Check out Baldur Karlsson's youtube channel, if you want to see
more RenderDoc features.
Advice 4: Good Projects for Beginners
In my view, the best way to become good at graphics, is to work on implementing
various rendering techniques by yourself. I will below give a list of suggestions of
projects that a beginner can implement and learn from.
- Make a sphere mesh using spherical coordinates, and render it.
- Implement shader for simple diffuse and specular shading.
- Directional Lights, point lights, and spot lights
- Heightmap Rendering
- Write a simple parser for a simple mesh format such as Wavefront .obj,
import it into your program and render it. In particular, try and import and render meshes with textures.
- Implement a simple minecraft renderer. It is surprisingly simple
to render minecraft-like worlds, and it is also very learningful.
- Render reflections using cubemaps
- Shadow rendering using shadow maps.
- Implement view frustum culling. This is a simple, yet very practical
- Implement rendering of particle systems
- Learn how to implement Gamma Correction.
- Implement normal mapping
- Learn how to render lots of meshes efficiently with instanced rendering
- Animate meshes with mesh skinning.
And here are also some more advanced techniques:
- Various post-processing effects. Like Bloom(using Gaussian blur),
ambient occlusion with SSAO, anti-aliasing with FXAA.
- Implement deferred shading, a technique useful for rendering many light sources.

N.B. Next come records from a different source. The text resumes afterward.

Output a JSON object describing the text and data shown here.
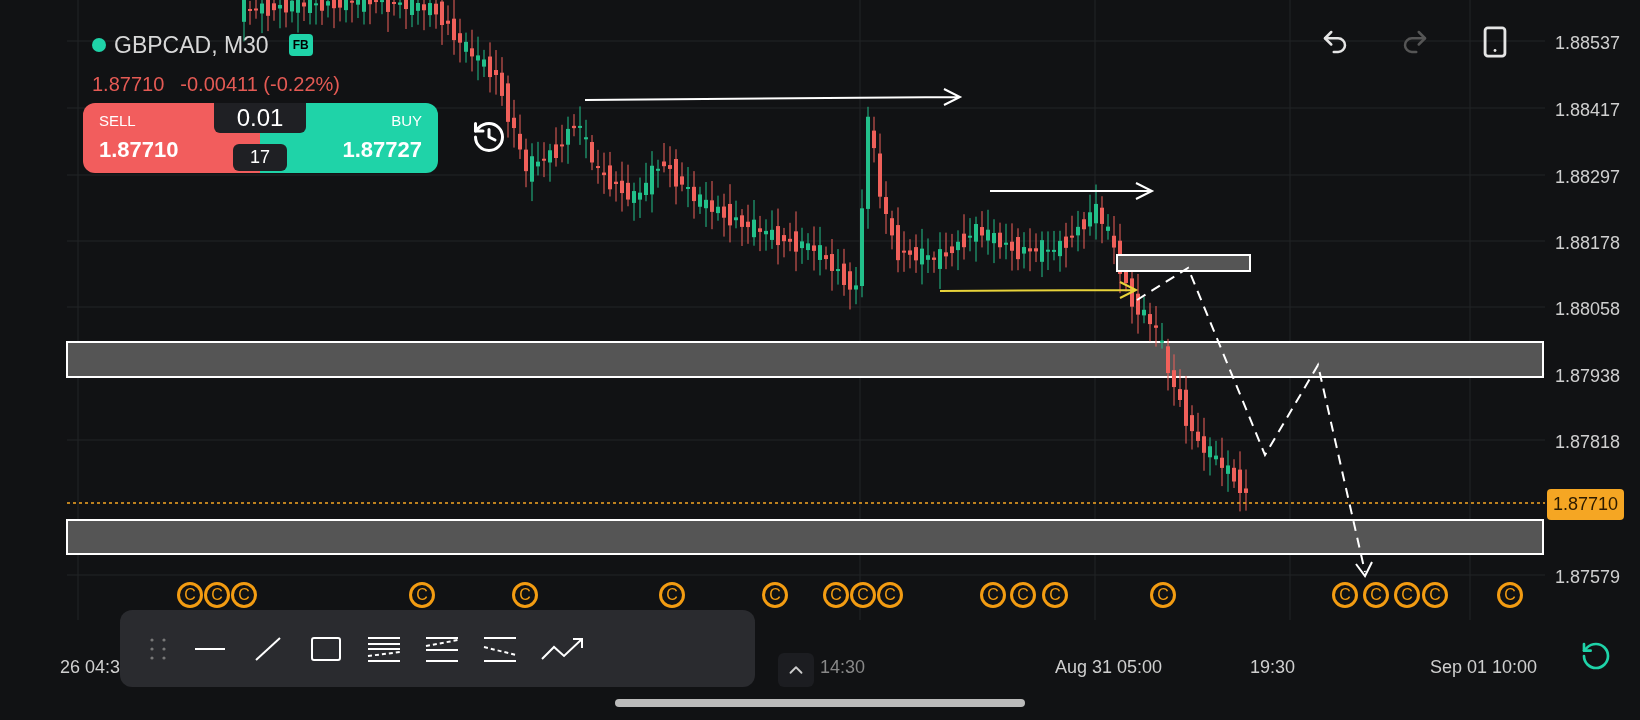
{
  "symbol": {
    "name": "GBPCAD, M30",
    "badge": "FB"
  },
  "quote": {
    "price": "1.87710",
    "change": "-0.00411 (-0.22%)"
  },
  "trade": {
    "sell_label": "SELL",
    "sell_price": "1.87710",
    "lot": "0.01",
    "spread": "17",
    "buy_label": "BUY",
    "buy_price": "1.87727"
  },
  "history_buttons": [
    {
      "kind": "undo",
      "disabled": false
    },
    {
      "kind": "redo",
      "disabled": true
    }
  ],
  "price_axis": [
    "1.88537",
    "1.88417",
    "1.88297",
    "1.88178",
    "1.88058",
    "1.87938",
    "1.87818",
    "1.87579"
  ],
  "current_price": "1.87710",
  "time_axis": [
    "26 04:3",
    "14:30",
    "Aug 31 05:00",
    "19:30",
    "Sep 01 10:00"
  ],
  "event_markers": [
    {
      "label": "C"
    },
    {
      "label": "C"
    },
    {
      "label": "C"
    },
    {
      "label": "C"
    },
    {
      "label": "C"
    },
    {
      "label": "C"
    },
    {
      "label": "C"
    },
    {
      "label": "C"
    },
    {
      "label": "C"
    },
    {
      "label": "C"
    },
    {
      "label": "C"
    },
    {
      "label": "C"
    },
    {
      "label": "C"
    },
    {
      "label": "C"
    },
    {
      "label": "C"
    },
    {
      "label": "C"
    },
    {
      "label": "C"
    },
    {
      "label": "C"
    },
    {
      "label": "C"
    }
  ],
  "drawing_tools": [
    {
      "kind": "handle"
    },
    {
      "kind": "hline"
    },
    {
      "kind": "trend"
    },
    {
      "kind": "rect"
    },
    {
      "kind": "fib1"
    },
    {
      "kind": "fib2"
    },
    {
      "kind": "fib3"
    },
    {
      "kind": "path"
    }
  ]
}
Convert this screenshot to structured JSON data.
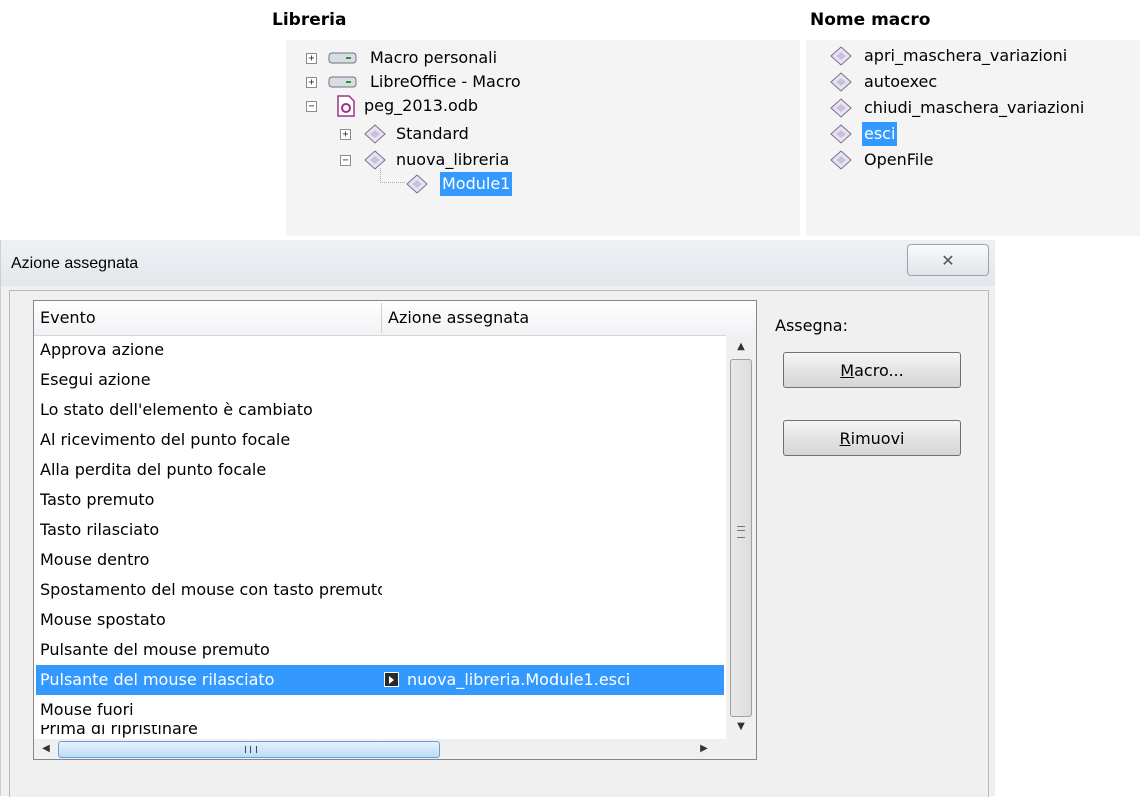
{
  "library_panel": {
    "title": "Libreria",
    "items": [
      {
        "label": "Macro personali"
      },
      {
        "label": "LibreOffice - Macro"
      },
      {
        "label": "peg_2013.odb"
      },
      {
        "label": "Standard"
      },
      {
        "label": "nuova_libreria"
      },
      {
        "label": "Module1"
      }
    ]
  },
  "macro_panel": {
    "title": "Nome macro",
    "items": [
      {
        "label": "apri_maschera_variazioni"
      },
      {
        "label": "autoexec"
      },
      {
        "label": "chiudi_maschera_variazioni"
      },
      {
        "label": "esci"
      },
      {
        "label": "OpenFile"
      }
    ]
  },
  "dialog": {
    "title": "Azione assegnata",
    "close_glyph": "✕",
    "table": {
      "columns": [
        "Evento",
        "Azione assegnata"
      ],
      "rows": [
        {
          "event": "Approva azione",
          "action": ""
        },
        {
          "event": "Esegui azione",
          "action": ""
        },
        {
          "event": "Lo stato dell'elemento è cambiato",
          "action": ""
        },
        {
          "event": "Al ricevimento del punto focale",
          "action": ""
        },
        {
          "event": "Alla perdita del punto focale",
          "action": ""
        },
        {
          "event": "Tasto premuto",
          "action": ""
        },
        {
          "event": "Tasto rilasciato",
          "action": ""
        },
        {
          "event": "Mouse dentro",
          "action": ""
        },
        {
          "event": "Spostamento del mouse con tasto premuto",
          "action": ""
        },
        {
          "event": "Mouse spostato",
          "action": ""
        },
        {
          "event": "Pulsante del mouse premuto",
          "action": ""
        },
        {
          "event": "Pulsante del mouse rilasciato",
          "action": "nuova_libreria.Module1.esci"
        },
        {
          "event": "Mouse fuori",
          "action": ""
        },
        {
          "event": "Prima di ripristinare",
          "action": ""
        }
      ]
    },
    "assign_label": "Assegna:",
    "buttons": {
      "macro_first": "M",
      "macro_rest": "acro...",
      "remove_first": "R",
      "remove_rest": "imuovi"
    },
    "scroll_glyphs": {
      "up": "▲",
      "down": "▼",
      "left": "◀",
      "right": "▶"
    }
  },
  "colors": {
    "selection": "#3399ff"
  }
}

And this concludes the article. So that was all the advice I had offer on this topic.